**Available records:**
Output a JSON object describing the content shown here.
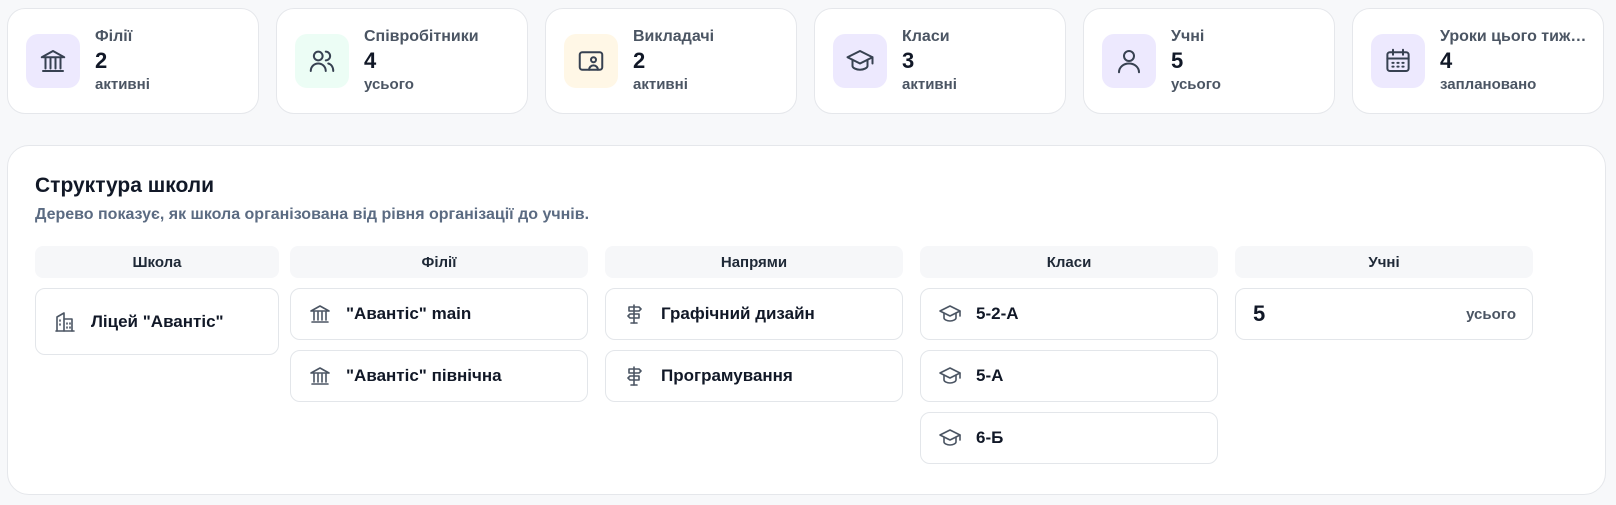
{
  "stats": [
    {
      "label": "Філії",
      "value": "2",
      "sub": "активні",
      "icon": "bank-icon",
      "color": "#ede9fe"
    },
    {
      "label": "Співробітники",
      "value": "4",
      "sub": "усього",
      "icon": "users-icon",
      "color": "#ecfdf5"
    },
    {
      "label": "Викладачі",
      "value": "2",
      "sub": "активні",
      "icon": "teacher-board-icon",
      "color": "#fff7e6"
    },
    {
      "label": "Класи",
      "value": "3",
      "sub": "активні",
      "icon": "graduation-cap-icon",
      "color": "#ede9fe"
    },
    {
      "label": "Учні",
      "value": "5",
      "sub": "усього",
      "icon": "user-icon",
      "color": "#ede9fe"
    },
    {
      "label": "Уроки цього тиж…",
      "value": "4",
      "sub": "заплановано",
      "icon": "calendar-icon",
      "color": "#ede9fe"
    }
  ],
  "structure": {
    "title": "Структура школи",
    "subtitle": "Дерево показує, як школа організована від рівня організації до учнів.",
    "columns": {
      "school": {
        "header": "Школа",
        "items": [
          "Ліцей \"Авантіс\""
        ]
      },
      "branches": {
        "header": "Філії",
        "items": [
          "\"Авантіс\" main",
          "\"Авантіс\" північна"
        ]
      },
      "directions": {
        "header": "Напрями",
        "items": [
          "Графічний дизайн",
          "Програмування"
        ]
      },
      "classes": {
        "header": "Класи",
        "items": [
          "5-2-А",
          "5-А",
          "6-Б"
        ]
      },
      "students": {
        "header": "Учні",
        "count": "5",
        "count_label": "усього"
      }
    }
  }
}
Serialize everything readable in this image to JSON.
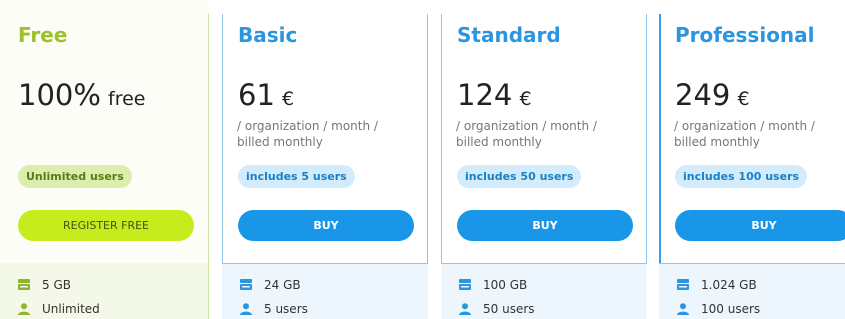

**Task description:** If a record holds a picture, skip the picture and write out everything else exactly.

**Solution to the problem:**
Output a JSON object describing the content shown here.
{
  "stats": [
    {
      "label": "Філії",
      "value": "2",
      "sub": "активні",
      "icon": "bank-icon",
      "color": "#ede9fe"
    },
    {
      "label": "Співробітники",
      "value": "4",
      "sub": "усього",
      "icon": "users-icon",
      "color": "#ecfdf5"
    },
    {
      "label": "Викладачі",
      "value": "2",
      "sub": "активні",
      "icon": "teacher-board-icon",
      "color": "#fff7e6"
    },
    {
      "label": "Класи",
      "value": "3",
      "sub": "активні",
      "icon": "graduation-cap-icon",
      "color": "#ede9fe"
    },
    {
      "label": "Учні",
      "value": "5",
      "sub": "усього",
      "icon": "user-icon",
      "color": "#ede9fe"
    },
    {
      "label": "Уроки цього тиж…",
      "value": "4",
      "sub": "заплановано",
      "icon": "calendar-icon",
      "color": "#ede9fe"
    }
  ],
  "structure": {
    "title": "Структура школи",
    "subtitle": "Дерево показує, як школа організована від рівня організації до учнів.",
    "columns": {
      "school": {
        "header": "Школа",
        "items": [
          "Ліцей \"Авантіс\""
        ]
      },
      "branches": {
        "header": "Філії",
        "items": [
          "\"Авантіс\" main",
          "\"Авантіс\" північна"
        ]
      },
      "directions": {
        "header": "Напрями",
        "items": [
          "Графічний дизайн",
          "Програмування"
        ]
      },
      "classes": {
        "header": "Класи",
        "items": [
          "5-2-А",
          "5-А",
          "6-Б"
        ]
      },
      "students": {
        "header": "Учні",
        "count": "5",
        "count_label": "усього"
      }
    }
  }
}
Serialize everything readable in this image to JSON.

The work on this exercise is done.